▸ What to work on: From the first line to the last, write out the records exactly, leaving the pictures behind.

(Component data from apps and pages)
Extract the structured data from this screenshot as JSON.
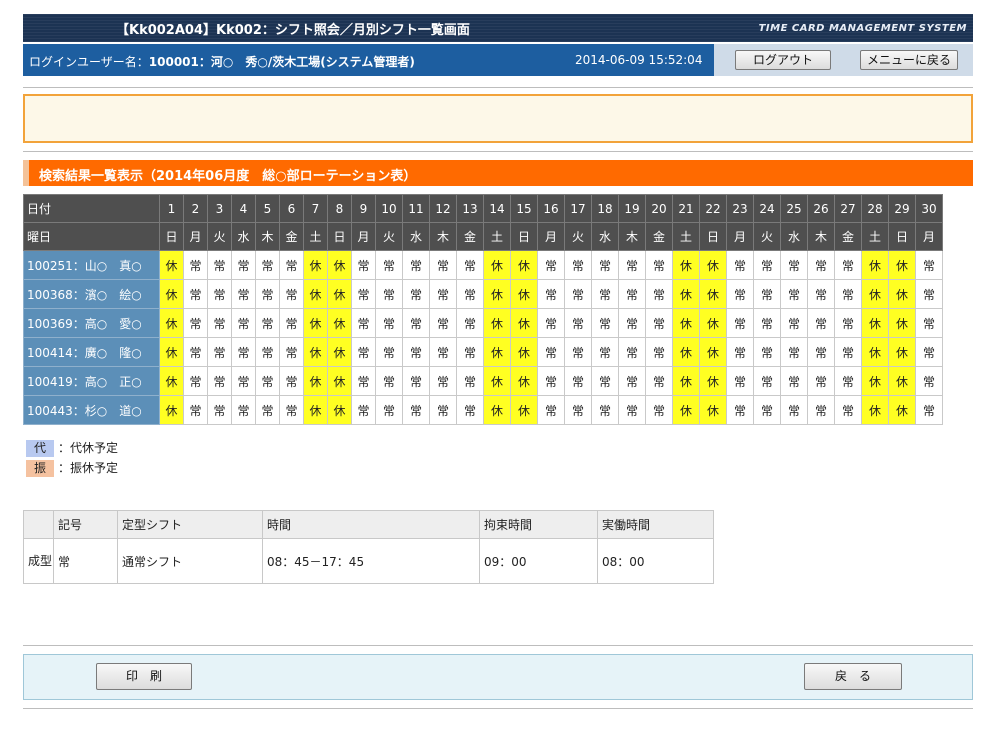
{
  "header": {
    "title": "【Kk002A04】Kk002：シフト照会／月別シフト一覧画面",
    "brand": "TIME CARD MANAGEMENT SYSTEM"
  },
  "userbar": {
    "label": "ログインユーザー名：",
    "user_id": "100001：",
    "user_name": "河○　秀○/茨木工場(システム管理者)",
    "timestamp": "2014-06-09 15:52:04",
    "logout_label": "ログアウト",
    "menu_label": "メニューに戻る"
  },
  "message": "",
  "section": {
    "title": "検索結果一覧表示（2014年06月度　総○部ローテーション表）"
  },
  "grid": {
    "date_header": "日付",
    "weekday_header": "曜日",
    "days": [
      "1",
      "2",
      "3",
      "4",
      "5",
      "6",
      "7",
      "8",
      "9",
      "10",
      "11",
      "12",
      "13",
      "14",
      "15",
      "16",
      "17",
      "18",
      "19",
      "20",
      "21",
      "22",
      "23",
      "24",
      "25",
      "26",
      "27",
      "28",
      "29",
      "30"
    ],
    "weekdays": [
      "日",
      "月",
      "火",
      "水",
      "木",
      "金",
      "土",
      "日",
      "月",
      "火",
      "水",
      "木",
      "金",
      "土",
      "日",
      "月",
      "火",
      "水",
      "木",
      "金",
      "土",
      "日",
      "月",
      "火",
      "水",
      "木",
      "金",
      "土",
      "日",
      "月"
    ],
    "rows": [
      {
        "name": "100251：山○　真○",
        "shifts": [
          "休",
          "常",
          "常",
          "常",
          "常",
          "常",
          "休",
          "休",
          "常",
          "常",
          "常",
          "常",
          "常",
          "休",
          "休",
          "常",
          "常",
          "常",
          "常",
          "常",
          "休",
          "休",
          "常",
          "常",
          "常",
          "常",
          "常",
          "休",
          "休",
          "常"
        ]
      },
      {
        "name": "100368：濱○　絵○",
        "shifts": [
          "休",
          "常",
          "常",
          "常",
          "常",
          "常",
          "休",
          "休",
          "常",
          "常",
          "常",
          "常",
          "常",
          "休",
          "休",
          "常",
          "常",
          "常",
          "常",
          "常",
          "休",
          "休",
          "常",
          "常",
          "常",
          "常",
          "常",
          "休",
          "休",
          "常"
        ]
      },
      {
        "name": "100369：高○　愛○",
        "shifts": [
          "休",
          "常",
          "常",
          "常",
          "常",
          "常",
          "休",
          "休",
          "常",
          "常",
          "常",
          "常",
          "常",
          "休",
          "休",
          "常",
          "常",
          "常",
          "常",
          "常",
          "休",
          "休",
          "常",
          "常",
          "常",
          "常",
          "常",
          "休",
          "休",
          "常"
        ]
      },
      {
        "name": "100414：廣○　隆○",
        "shifts": [
          "休",
          "常",
          "常",
          "常",
          "常",
          "常",
          "休",
          "休",
          "常",
          "常",
          "常",
          "常",
          "常",
          "休",
          "休",
          "常",
          "常",
          "常",
          "常",
          "常",
          "休",
          "休",
          "常",
          "常",
          "常",
          "常",
          "常",
          "休",
          "休",
          "常"
        ]
      },
      {
        "name": "100419：高○　正○",
        "shifts": [
          "休",
          "常",
          "常",
          "常",
          "常",
          "常",
          "休",
          "休",
          "常",
          "常",
          "常",
          "常",
          "常",
          "休",
          "休",
          "常",
          "常",
          "常",
          "常",
          "常",
          "休",
          "休",
          "常",
          "常",
          "常",
          "常",
          "常",
          "休",
          "休",
          "常"
        ]
      },
      {
        "name": "100443：杉○　道○",
        "shifts": [
          "休",
          "常",
          "常",
          "常",
          "常",
          "常",
          "休",
          "休",
          "常",
          "常",
          "常",
          "常",
          "常",
          "休",
          "休",
          "常",
          "常",
          "常",
          "常",
          "常",
          "休",
          "休",
          "常",
          "常",
          "常",
          "常",
          "常",
          "休",
          "休",
          "常"
        ]
      }
    ],
    "off_mark": "休",
    "colors": {
      "off": "#ffff22",
      "name_bg": "#5c8fb8",
      "header_bg": "#4f4f4f"
    }
  },
  "legend": [
    {
      "mark": "代",
      "text": "：代休予定",
      "color": "#b8c9f0"
    },
    {
      "mark": "振",
      "text": "：振休予定",
      "color": "#f5c2a0"
    }
  ],
  "shift_table": {
    "headers": [
      "",
      "記号",
      "定型シフト",
      "時間",
      "拘束時間",
      "実働時間"
    ],
    "row": {
      "group": "成型",
      "mark": "常",
      "shift": "通常シフト",
      "time": "08：45－17：45",
      "bind": "09：00",
      "work": "08：00"
    }
  },
  "footer": {
    "print_label": "印　刷",
    "back_label": "戻　る"
  }
}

▸ Answer to this task:
Extract the structured data from this screenshot as JSON.
{
  "header": {
    "title": "【Kk002A04】Kk002：シフト照会／月別シフト一覧画面",
    "brand": "TIME CARD MANAGEMENT SYSTEM"
  },
  "userbar": {
    "label": "ログインユーザー名：",
    "user_id": "100001：",
    "user_name": "河○　秀○/茨木工場(システム管理者)",
    "timestamp": "2014-06-09 15:52:04",
    "logout_label": "ログアウト",
    "menu_label": "メニューに戻る"
  },
  "message": "",
  "section": {
    "title": "検索結果一覧表示（2014年06月度　総○部ローテーション表）"
  },
  "grid": {
    "date_header": "日付",
    "weekday_header": "曜日",
    "days": [
      "1",
      "2",
      "3",
      "4",
      "5",
      "6",
      "7",
      "8",
      "9",
      "10",
      "11",
      "12",
      "13",
      "14",
      "15",
      "16",
      "17",
      "18",
      "19",
      "20",
      "21",
      "22",
      "23",
      "24",
      "25",
      "26",
      "27",
      "28",
      "29",
      "30"
    ],
    "weekdays": [
      "日",
      "月",
      "火",
      "水",
      "木",
      "金",
      "土",
      "日",
      "月",
      "火",
      "水",
      "木",
      "金",
      "土",
      "日",
      "月",
      "火",
      "水",
      "木",
      "金",
      "土",
      "日",
      "月",
      "火",
      "水",
      "木",
      "金",
      "土",
      "日",
      "月"
    ],
    "rows": [
      {
        "name": "100251：山○　真○",
        "shifts": [
          "休",
          "常",
          "常",
          "常",
          "常",
          "常",
          "休",
          "休",
          "常",
          "常",
          "常",
          "常",
          "常",
          "休",
          "休",
          "常",
          "常",
          "常",
          "常",
          "常",
          "休",
          "休",
          "常",
          "常",
          "常",
          "常",
          "常",
          "休",
          "休",
          "常"
        ]
      },
      {
        "name": "100368：濱○　絵○",
        "shifts": [
          "休",
          "常",
          "常",
          "常",
          "常",
          "常",
          "休",
          "休",
          "常",
          "常",
          "常",
          "常",
          "常",
          "休",
          "休",
          "常",
          "常",
          "常",
          "常",
          "常",
          "休",
          "休",
          "常",
          "常",
          "常",
          "常",
          "常",
          "休",
          "休",
          "常"
        ]
      },
      {
        "name": "100369：高○　愛○",
        "shifts": [
          "休",
          "常",
          "常",
          "常",
          "常",
          "常",
          "休",
          "休",
          "常",
          "常",
          "常",
          "常",
          "常",
          "休",
          "休",
          "常",
          "常",
          "常",
          "常",
          "常",
          "休",
          "休",
          "常",
          "常",
          "常",
          "常",
          "常",
          "休",
          "休",
          "常"
        ]
      },
      {
        "name": "100414：廣○　隆○",
        "shifts": [
          "休",
          "常",
          "常",
          "常",
          "常",
          "常",
          "休",
          "休",
          "常",
          "常",
          "常",
          "常",
          "常",
          "休",
          "休",
          "常",
          "常",
          "常",
          "常",
          "常",
          "休",
          "休",
          "常",
          "常",
          "常",
          "常",
          "常",
          "休",
          "休",
          "常"
        ]
      },
      {
        "name": "100419：高○　正○",
        "shifts": [
          "休",
          "常",
          "常",
          "常",
          "常",
          "常",
          "休",
          "休",
          "常",
          "常",
          "常",
          "常",
          "常",
          "休",
          "休",
          "常",
          "常",
          "常",
          "常",
          "常",
          "休",
          "休",
          "常",
          "常",
          "常",
          "常",
          "常",
          "休",
          "休",
          "常"
        ]
      },
      {
        "name": "100443：杉○　道○",
        "shifts": [
          "休",
          "常",
          "常",
          "常",
          "常",
          "常",
          "休",
          "休",
          "常",
          "常",
          "常",
          "常",
          "常",
          "休",
          "休",
          "常",
          "常",
          "常",
          "常",
          "常",
          "休",
          "休",
          "常",
          "常",
          "常",
          "常",
          "常",
          "休",
          "休",
          "常"
        ]
      }
    ],
    "off_mark": "休",
    "colors": {
      "off": "#ffff22",
      "name_bg": "#5c8fb8",
      "header_bg": "#4f4f4f"
    }
  },
  "legend": [
    {
      "mark": "代",
      "text": "：代休予定",
      "color": "#b8c9f0"
    },
    {
      "mark": "振",
      "text": "：振休予定",
      "color": "#f5c2a0"
    }
  ],
  "shift_table": {
    "headers": [
      "",
      "記号",
      "定型シフト",
      "時間",
      "拘束時間",
      "実働時間"
    ],
    "row": {
      "group": "成型",
      "mark": "常",
      "shift": "通常シフト",
      "time": "08：45－17：45",
      "bind": "09：00",
      "work": "08：00"
    }
  },
  "footer": {
    "print_label": "印　刷",
    "back_label": "戻　る"
  }
}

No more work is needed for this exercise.